portrait

USAO Iron Pour

USAO Iron Pour

Last November I was lucky enough to experience an iron pouring event. It was amazing seeing all of the work that goes into preparing the crucible and melting down the iron before pouring the molten metal into the molds. Here are a couple shots from the event.

Posted by Joe in Photography, 0 comments

Shots from a recent portrait session

Yesterday I had a little portrait session with a very talented little girl. Let me know what you think of these highlights from the shoot.

Posted by Joe in Photography, 0 comments
The Effect of Lens Compression on Portraits

The Effect of Lens Compression on Portraits

Hello photographers!

Today I want to talk a bit about lens compression and how it affects portrait photography.

First of all let’s define lens compression:

Lens compression is the apparent compression of space between the foreground and background caused by a combination of changing the lens focal length and the distance from the photographer to the subject.

This sounds really complicated, but by the end of this post I will help you to wrap your head around the concept.

This effect can be used to your advantage in your images. With it you can control how close things in the background appear to be to your subject. By doing this you can isolate your subject against a less distracting background. I will show this effect later with a series of head shots taken with different focal lengths.

Before the photo examples I would like to show you a clip from the movie Goodfellas:

Notice how the scene outside the window seems to be moving closer and zooming in? This is lens compression in action! What is going on is the camera has a zoom lens, and through this clip the cinematographer is zooming in (increasing the focal length). The cinematographers is also moving back away from the subject as he/she is zooming in order to keep the subject the same size. If they hadn’t moved back while increasing the focal length, the camera would just be zooming in on the subject and the background would not appear to be moving closer. I can only imagine the complexity of planning a shot like this scene and the equipment needed to pull it off smoothly.

So how does this apply to portraiture?

Let me show you. Here is a series of head shots all taken of Sean at the park last week in the same spot.

I started with my wide angle lens and set it to 16mm.

I then moved to 35mm

Then 50mm

85mm

105mm

And 300mm

A couple things to notice in this set of shots. The first thing is the distortion caused by using a wide lens vs longer lenses. The wide lens actually makes the person’s head look a bit thinner. This could come in handy if you have a client that would like to appear to have a less round head. The other thing to notice is the change in the background. Do you see how the bridge behind Sean seems to move closer to him with each shot? (Also notice the increase of bokeh) To make this happen I had to back up from Sean as I increased my focal length. You can really see the bridge zooming in in this animation:

And that’s lens compression!

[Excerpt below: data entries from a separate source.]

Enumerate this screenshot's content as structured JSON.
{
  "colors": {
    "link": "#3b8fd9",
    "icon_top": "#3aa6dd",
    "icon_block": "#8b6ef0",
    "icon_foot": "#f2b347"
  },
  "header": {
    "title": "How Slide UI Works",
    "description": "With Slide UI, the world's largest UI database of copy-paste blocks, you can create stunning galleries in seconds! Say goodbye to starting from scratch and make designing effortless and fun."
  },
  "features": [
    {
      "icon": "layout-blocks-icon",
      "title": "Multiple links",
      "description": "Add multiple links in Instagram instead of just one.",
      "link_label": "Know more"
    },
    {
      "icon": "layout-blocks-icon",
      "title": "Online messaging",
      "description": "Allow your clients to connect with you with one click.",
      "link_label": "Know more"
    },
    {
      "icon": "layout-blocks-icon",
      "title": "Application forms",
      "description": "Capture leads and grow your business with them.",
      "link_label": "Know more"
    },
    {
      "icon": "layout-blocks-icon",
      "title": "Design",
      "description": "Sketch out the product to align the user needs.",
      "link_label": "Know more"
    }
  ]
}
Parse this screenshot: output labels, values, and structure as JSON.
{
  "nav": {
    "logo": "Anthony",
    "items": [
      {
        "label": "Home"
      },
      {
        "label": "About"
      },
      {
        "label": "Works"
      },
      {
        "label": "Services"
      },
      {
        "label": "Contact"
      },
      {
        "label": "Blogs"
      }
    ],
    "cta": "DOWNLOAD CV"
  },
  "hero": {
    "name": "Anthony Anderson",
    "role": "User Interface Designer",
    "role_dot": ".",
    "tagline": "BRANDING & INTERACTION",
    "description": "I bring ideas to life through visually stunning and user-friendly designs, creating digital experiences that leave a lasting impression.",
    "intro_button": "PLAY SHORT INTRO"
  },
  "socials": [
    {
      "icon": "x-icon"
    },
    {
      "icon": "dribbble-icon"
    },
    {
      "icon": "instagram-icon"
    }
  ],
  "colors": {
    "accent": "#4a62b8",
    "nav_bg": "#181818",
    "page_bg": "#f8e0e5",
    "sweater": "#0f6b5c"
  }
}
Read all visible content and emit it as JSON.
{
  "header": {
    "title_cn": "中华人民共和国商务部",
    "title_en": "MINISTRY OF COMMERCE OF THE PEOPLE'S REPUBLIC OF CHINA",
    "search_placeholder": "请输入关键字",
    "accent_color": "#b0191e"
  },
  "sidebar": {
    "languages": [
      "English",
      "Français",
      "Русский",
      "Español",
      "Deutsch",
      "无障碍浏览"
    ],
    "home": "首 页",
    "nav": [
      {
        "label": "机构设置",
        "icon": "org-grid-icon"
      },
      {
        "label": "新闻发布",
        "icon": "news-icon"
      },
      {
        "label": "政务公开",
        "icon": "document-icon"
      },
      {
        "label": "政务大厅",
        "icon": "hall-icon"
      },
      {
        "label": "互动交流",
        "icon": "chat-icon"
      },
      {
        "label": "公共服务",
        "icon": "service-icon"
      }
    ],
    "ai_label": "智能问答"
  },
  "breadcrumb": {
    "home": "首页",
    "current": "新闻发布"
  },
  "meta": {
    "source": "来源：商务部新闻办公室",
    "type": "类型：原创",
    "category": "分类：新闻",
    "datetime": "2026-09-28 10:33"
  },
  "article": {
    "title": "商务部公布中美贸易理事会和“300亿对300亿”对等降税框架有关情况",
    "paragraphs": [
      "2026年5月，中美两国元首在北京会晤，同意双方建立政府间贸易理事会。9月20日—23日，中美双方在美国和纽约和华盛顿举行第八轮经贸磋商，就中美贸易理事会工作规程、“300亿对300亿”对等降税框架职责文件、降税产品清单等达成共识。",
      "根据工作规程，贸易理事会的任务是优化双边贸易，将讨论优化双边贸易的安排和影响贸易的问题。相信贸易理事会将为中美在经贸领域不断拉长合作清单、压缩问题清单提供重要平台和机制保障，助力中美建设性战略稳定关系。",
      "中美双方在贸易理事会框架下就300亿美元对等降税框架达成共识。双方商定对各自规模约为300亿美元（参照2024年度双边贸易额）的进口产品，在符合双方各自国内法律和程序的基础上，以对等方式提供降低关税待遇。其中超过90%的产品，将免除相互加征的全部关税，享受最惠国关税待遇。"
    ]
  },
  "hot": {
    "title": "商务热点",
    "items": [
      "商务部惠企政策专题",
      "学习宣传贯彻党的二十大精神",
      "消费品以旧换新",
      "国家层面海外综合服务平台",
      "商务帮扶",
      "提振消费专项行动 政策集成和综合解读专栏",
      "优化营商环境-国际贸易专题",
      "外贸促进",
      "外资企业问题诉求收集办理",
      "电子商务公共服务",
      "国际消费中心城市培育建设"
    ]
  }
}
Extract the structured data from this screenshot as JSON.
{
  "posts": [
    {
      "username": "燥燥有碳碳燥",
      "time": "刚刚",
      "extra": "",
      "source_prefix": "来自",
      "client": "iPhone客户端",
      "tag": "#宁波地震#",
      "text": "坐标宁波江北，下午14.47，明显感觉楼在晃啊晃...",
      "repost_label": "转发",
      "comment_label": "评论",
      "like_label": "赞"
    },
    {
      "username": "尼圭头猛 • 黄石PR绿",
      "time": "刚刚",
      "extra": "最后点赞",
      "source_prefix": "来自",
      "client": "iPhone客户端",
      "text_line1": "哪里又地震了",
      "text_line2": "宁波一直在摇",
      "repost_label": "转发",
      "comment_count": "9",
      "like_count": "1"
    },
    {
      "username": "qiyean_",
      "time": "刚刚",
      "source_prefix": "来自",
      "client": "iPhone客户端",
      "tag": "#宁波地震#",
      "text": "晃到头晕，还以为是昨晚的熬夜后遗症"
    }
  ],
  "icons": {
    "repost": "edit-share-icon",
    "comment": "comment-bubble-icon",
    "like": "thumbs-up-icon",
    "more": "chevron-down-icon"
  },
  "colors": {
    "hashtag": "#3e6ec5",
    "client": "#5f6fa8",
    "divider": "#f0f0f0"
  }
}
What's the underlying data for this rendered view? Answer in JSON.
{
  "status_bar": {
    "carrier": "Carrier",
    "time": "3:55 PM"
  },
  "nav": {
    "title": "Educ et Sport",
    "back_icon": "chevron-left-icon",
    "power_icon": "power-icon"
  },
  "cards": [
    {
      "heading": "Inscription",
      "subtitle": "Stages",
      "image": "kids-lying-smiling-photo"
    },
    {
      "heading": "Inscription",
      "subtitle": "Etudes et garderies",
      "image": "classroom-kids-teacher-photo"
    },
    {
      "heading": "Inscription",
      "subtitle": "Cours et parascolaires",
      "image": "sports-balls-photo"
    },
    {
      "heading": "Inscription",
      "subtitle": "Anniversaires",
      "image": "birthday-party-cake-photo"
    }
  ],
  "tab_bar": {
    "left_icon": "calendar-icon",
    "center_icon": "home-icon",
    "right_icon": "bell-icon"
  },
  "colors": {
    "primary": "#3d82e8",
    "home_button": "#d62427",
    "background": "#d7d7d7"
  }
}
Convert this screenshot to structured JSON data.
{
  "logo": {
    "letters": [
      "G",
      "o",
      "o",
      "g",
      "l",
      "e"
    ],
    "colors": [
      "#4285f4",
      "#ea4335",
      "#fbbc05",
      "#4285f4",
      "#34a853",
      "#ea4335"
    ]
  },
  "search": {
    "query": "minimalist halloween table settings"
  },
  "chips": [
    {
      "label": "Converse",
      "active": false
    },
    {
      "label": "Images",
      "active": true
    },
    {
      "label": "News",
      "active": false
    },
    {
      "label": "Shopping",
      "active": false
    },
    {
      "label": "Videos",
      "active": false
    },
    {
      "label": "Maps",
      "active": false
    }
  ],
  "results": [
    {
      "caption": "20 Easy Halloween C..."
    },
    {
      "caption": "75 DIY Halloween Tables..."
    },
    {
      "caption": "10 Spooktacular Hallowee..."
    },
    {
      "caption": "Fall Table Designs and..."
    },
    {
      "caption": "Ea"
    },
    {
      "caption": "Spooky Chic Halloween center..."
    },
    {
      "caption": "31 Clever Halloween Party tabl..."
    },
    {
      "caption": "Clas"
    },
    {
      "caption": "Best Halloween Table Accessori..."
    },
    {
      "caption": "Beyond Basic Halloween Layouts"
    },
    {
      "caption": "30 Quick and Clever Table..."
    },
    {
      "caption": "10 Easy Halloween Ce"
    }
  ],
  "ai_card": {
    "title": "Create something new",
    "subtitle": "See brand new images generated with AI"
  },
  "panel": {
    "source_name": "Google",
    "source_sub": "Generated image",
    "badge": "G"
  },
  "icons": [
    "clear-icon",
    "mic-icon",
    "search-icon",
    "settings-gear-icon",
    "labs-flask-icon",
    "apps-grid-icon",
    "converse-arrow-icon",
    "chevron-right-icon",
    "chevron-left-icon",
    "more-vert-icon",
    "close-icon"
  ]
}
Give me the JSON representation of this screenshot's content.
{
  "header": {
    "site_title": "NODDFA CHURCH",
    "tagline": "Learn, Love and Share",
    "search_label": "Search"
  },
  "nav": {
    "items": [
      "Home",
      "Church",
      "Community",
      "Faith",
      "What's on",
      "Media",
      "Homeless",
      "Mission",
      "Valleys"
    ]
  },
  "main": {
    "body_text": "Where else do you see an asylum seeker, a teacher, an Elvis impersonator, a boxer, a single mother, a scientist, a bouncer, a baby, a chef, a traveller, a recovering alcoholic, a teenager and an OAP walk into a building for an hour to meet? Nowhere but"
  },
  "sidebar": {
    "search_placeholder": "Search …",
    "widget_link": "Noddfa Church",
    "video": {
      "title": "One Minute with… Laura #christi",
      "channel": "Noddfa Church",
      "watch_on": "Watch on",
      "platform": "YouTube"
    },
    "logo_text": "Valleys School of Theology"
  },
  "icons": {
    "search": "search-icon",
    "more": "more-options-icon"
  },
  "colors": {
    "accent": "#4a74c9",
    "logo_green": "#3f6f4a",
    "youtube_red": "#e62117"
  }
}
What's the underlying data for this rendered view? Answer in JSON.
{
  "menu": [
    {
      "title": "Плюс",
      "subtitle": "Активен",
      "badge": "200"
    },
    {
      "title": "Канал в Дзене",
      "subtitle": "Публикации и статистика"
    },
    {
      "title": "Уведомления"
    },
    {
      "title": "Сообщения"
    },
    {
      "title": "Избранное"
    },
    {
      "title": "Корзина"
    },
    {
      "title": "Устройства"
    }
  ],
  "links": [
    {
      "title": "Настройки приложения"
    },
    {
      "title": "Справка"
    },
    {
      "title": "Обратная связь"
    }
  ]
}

I hope that I’ve helped you understand how this optical effect can affect your photography. If you have any questions feel free to comment below.

Thanks for stopping by!

Your photographer friend,
Joe: The Photography Guy

Posted by Joe in Photography, 0 comments